Exercise aim:
Output the full listing word for word.

Exercise data:

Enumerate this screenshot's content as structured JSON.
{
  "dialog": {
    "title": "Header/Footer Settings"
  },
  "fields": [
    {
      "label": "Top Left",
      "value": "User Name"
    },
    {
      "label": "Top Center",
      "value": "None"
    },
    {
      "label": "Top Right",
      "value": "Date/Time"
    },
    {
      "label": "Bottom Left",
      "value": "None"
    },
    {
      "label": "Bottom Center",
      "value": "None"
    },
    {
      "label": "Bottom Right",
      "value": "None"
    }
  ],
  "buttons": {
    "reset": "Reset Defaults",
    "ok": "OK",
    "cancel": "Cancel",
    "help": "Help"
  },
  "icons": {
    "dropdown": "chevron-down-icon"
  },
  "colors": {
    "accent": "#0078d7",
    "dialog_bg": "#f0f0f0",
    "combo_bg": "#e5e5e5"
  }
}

Result of this task:
Enumerate this screenshot's content as structured JSON.
{
  "dialog": {
    "title": "Header/Footer Settings"
  },
  "fields": [
    {
      "label": "Top Left",
      "value": "User Name"
    },
    {
      "label": "Top Center",
      "value": "None"
    },
    {
      "label": "Top Right",
      "value": "Date/Time"
    },
    {
      "label": "Bottom Left",
      "value": "None"
    },
    {
      "label": "Bottom Center",
      "value": "None"
    },
    {
      "label": "Bottom Right",
      "value": "None"
    }
  ],
  "buttons": {
    "reset": "Reset Defaults",
    "ok": "OK",
    "cancel": "Cancel",
    "help": "Help"
  },
  "icons": {
    "dropdown": "chevron-down-icon"
  },
  "colors": {
    "accent": "#0078d7",
    "dialog_bg": "#f0f0f0",
    "combo_bg": "#e5e5e5"
  }
}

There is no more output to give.